A diverse and multicultural patient population in the US makes transcultural nursing of the highest importance today. San (2015) informs that more than one-sixth of the US citizens are foreign-born, which creates challenges in communication and care in health care. Nurses, as well as other healthcare providers, need to be aware of cultural differences in health-related values, beliefs, and customs if they aim at providing quality healthcare services (San, 2015). Immigration, free labor markets, education, traveling, and technological advances are also critical trends that raise the demand for transcultural nursing. All the mentioned contributes to more cultural interactions within the country, and nurses should be culturally competent to avoid misunderstanding, disappointing, or even insulting patients due to limited knowledge about their culture.
As said, Leininger was the founder of the transcultural model. The researcher provided its definition and basic tenets, including the definition of culturally congruent care, the concept of caring, cultural care diversity and universality. Leininger also delivered formal evidence to back up her statement about the necessity of culturally competent nursing education. Her evidence-based research mainly relied on studying child behavior patterns based on the differences in their cultural backgrounds (Leininger, 2016). The findings in this research were precisely what Leininger started from when developing her breakthrough theory.

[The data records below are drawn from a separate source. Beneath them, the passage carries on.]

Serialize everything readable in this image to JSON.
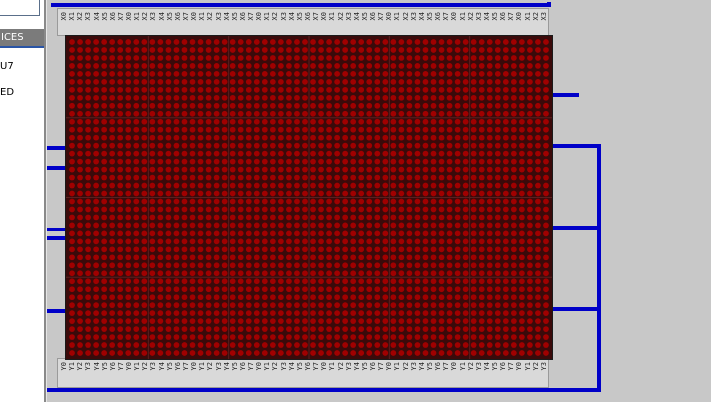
{
  "left_panel": {
    "header": "ICES",
    "items": [
      "U7",
      "ED"
    ]
  },
  "matrix": {
    "cols": 60,
    "rows": 40,
    "block_cols": 6,
    "block_rows": 4,
    "dot_color": "#a00000",
    "bg_color": "#3a0a0a",
    "grid_color": "#5a2020"
  },
  "top_pins": [
    "X0",
    "X1",
    "X2",
    "X3",
    "X4",
    "X5",
    "X6",
    "X7",
    "X0",
    "X1",
    "X2",
    "X3",
    "X4",
    "X5",
    "X6",
    "X7",
    "X0",
    "X1",
    "X2",
    "X3",
    "X4",
    "X5",
    "X6",
    "X7",
    "X0",
    "X1",
    "X2",
    "X3",
    "X4",
    "X5",
    "X6",
    "X7",
    "X0",
    "X1",
    "X2",
    "X3",
    "X4",
    "X5",
    "X6",
    "X7",
    "X0",
    "X1",
    "X2",
    "X3",
    "X4",
    "X5",
    "X6",
    "X7",
    "X0",
    "X1",
    "X2",
    "X3",
    "X4",
    "X5",
    "X6",
    "X7",
    "X0",
    "X1",
    "X2",
    "X3"
  ],
  "bottom_pins": [
    "Y0",
    "Y1",
    "Y2",
    "Y3",
    "Y4",
    "Y5",
    "Y6",
    "Y7",
    "Y0",
    "Y1",
    "Y2",
    "Y3",
    "Y4",
    "Y5",
    "Y6",
    "Y7",
    "Y0",
    "Y1",
    "Y2",
    "Y3",
    "Y4",
    "Y5",
    "Y6",
    "Y7",
    "Y0",
    "Y1",
    "Y2",
    "Y3",
    "Y4",
    "Y5",
    "Y6",
    "Y7",
    "Y0",
    "Y1",
    "Y2",
    "Y3",
    "Y4",
    "Y5",
    "Y6",
    "Y7",
    "Y0",
    "Y1",
    "Y2",
    "Y3",
    "Y4",
    "Y5",
    "Y6",
    "Y7",
    "Y0",
    "Y1",
    "Y2",
    "Y3",
    "Y4",
    "Y5",
    "Y6",
    "Y7",
    "Y0",
    "Y1",
    "Y2",
    "Y3"
  ],
  "colors": {
    "wire": "#0000c8",
    "canvas": "#c8c8c8"
  }
}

To some extent, the Andrews/Boyle Transcultural Interprofessional Practice (TIP) model complements on Leininger’s theory, focusing on the delivery of culturally congruent care. The context is the first among its components as the latter helps to clarify the patient’s health-related values, beliefs, and practices (Andrews & Boyle, 2019). An interprofessional team that will provide culturally congruent healthcare services is the second component. Effective communication between healthcare providers is the third component that matters because, otherwise, nurses and physicians would not deliver quality and culturally sensitive care to patients. A five-step problem-solving process is the fifth component. This process includes assessment, goal setting, planning, implementation, and evaluation of the outcomes of therapeutic care and interventions (Andrews & Boyle, 2019).